Working data —
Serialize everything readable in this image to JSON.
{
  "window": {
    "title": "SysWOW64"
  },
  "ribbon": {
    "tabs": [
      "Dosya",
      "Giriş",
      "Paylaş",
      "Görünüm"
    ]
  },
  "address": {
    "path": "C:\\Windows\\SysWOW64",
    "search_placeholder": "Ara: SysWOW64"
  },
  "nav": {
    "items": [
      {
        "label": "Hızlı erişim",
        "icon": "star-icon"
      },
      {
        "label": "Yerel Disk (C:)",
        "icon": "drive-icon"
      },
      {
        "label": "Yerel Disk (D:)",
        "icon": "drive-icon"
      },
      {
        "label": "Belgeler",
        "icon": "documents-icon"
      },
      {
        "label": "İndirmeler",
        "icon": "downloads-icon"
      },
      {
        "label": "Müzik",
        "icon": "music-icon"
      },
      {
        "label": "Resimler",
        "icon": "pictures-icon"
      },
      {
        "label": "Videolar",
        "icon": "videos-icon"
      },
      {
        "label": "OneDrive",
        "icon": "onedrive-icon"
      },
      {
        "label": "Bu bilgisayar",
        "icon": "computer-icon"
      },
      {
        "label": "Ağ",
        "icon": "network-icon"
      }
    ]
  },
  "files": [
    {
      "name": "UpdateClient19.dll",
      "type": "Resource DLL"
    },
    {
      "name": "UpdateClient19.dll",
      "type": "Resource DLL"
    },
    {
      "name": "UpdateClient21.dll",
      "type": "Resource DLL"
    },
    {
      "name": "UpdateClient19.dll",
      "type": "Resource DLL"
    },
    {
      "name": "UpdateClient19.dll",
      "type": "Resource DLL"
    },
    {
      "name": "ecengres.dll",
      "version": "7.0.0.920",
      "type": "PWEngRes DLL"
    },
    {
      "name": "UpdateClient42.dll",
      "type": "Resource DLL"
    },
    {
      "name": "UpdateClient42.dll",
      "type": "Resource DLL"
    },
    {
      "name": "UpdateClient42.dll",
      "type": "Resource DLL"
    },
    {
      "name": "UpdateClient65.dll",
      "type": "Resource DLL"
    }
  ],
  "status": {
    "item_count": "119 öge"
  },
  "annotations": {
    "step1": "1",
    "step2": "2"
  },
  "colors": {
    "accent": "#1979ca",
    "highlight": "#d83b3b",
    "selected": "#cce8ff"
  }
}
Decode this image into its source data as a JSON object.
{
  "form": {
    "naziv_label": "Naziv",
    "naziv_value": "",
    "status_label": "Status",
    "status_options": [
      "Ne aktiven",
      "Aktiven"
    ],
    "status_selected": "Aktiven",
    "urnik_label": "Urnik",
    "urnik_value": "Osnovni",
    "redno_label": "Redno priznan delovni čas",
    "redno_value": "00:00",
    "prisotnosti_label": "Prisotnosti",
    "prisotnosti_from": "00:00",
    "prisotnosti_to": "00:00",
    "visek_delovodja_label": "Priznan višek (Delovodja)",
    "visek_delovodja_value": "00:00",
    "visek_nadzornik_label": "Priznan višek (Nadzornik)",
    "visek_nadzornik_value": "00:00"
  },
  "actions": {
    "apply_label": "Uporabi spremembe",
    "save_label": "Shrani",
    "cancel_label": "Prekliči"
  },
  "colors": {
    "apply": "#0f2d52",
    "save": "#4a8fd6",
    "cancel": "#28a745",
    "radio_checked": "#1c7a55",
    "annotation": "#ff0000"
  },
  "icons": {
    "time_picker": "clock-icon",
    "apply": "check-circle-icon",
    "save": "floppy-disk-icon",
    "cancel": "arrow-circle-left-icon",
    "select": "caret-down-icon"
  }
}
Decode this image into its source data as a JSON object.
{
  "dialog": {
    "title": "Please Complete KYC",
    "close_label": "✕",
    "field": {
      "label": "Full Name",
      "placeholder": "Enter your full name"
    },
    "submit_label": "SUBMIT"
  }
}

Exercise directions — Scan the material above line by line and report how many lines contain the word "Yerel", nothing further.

Task solution — 2